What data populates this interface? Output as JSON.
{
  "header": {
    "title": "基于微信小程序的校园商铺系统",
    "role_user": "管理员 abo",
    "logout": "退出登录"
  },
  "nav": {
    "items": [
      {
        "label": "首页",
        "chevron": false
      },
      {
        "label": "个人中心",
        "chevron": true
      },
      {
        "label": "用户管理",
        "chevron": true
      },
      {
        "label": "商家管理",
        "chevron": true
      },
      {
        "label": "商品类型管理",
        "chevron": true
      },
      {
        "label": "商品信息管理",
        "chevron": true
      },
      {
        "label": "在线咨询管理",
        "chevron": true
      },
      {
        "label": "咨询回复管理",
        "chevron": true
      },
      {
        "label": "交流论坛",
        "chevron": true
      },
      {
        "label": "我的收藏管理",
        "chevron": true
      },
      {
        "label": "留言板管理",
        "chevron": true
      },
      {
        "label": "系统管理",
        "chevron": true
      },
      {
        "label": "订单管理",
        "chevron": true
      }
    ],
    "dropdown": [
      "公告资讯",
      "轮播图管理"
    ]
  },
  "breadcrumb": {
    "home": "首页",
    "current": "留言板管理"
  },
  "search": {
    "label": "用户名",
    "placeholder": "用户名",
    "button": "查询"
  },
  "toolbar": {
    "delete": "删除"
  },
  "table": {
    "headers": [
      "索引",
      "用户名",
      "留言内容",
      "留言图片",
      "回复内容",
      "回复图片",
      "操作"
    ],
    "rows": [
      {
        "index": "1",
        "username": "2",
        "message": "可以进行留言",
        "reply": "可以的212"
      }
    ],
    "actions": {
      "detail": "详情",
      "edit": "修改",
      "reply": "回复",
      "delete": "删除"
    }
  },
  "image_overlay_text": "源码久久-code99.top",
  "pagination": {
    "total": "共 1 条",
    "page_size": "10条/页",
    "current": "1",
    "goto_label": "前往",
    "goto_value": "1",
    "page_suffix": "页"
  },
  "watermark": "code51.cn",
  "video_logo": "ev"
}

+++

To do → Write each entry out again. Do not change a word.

Exercise result →
What data populates this interface? Output as JSON.
{
  "header": {
    "title": "基于微信小程序的校园商铺系统",
    "role_user": "管理员 abo",
    "logout": "退出登录"
  },
  "nav": {
    "items": [
      {
        "label": "首页",
        "chevron": false
      },
      {
        "label": "个人中心",
        "chevron": true
      },
      {
        "label": "用户管理",
        "chevron": true
      },
      {
        "label": "商家管理",
        "chevron": true
      },
      {
        "label": "商品类型管理",
        "chevron": true
      },
      {
        "label": "商品信息管理",
        "chevron": true
      },
      {
        "label": "在线咨询管理",
        "chevron": true
      },
      {
        "label": "咨询回复管理",
        "chevron": true
      },
      {
        "label": "交流论坛",
        "chevron": true
      },
      {
        "label": "我的收藏管理",
        "chevron": true
      },
      {
        "label": "留言板管理",
        "chevron": true
      },
      {
        "label": "系统管理",
        "chevron": true
      },
      {
        "label": "订单管理",
        "chevron": true
      }
    ],
    "dropdown": [
      "公告资讯",
      "轮播图管理"
    ]
  },
  "breadcrumb": {
    "home": "首页",
    "current": "留言板管理"
  },
  "search": {
    "label": "用户名",
    "placeholder": "用户名",
    "button": "查询"
  },
  "toolbar": {
    "delete": "删除"
  },
  "table": {
    "headers": [
      "索引",
      "用户名",
      "留言内容",
      "留言图片",
      "回复内容",
      "回复图片",
      "操作"
    ],
    "rows": [
      {
        "index": "1",
        "username": "2",
        "message": "可以进行留言",
        "reply": "可以的212"
      }
    ],
    "actions": {
      "detail": "详情",
      "edit": "修改",
      "reply": "回复",
      "delete": "删除"
    }
  },
  "image_overlay_text": "源码久久-code99.top",
  "pagination": {
    "total": "共 1 条",
    "page_size": "10条/页",
    "current": "1",
    "goto_label": "前往",
    "goto_value": "1",
    "page_suffix": "页"
  },
  "watermark": "code51.cn",
  "video_logo": "ev"
}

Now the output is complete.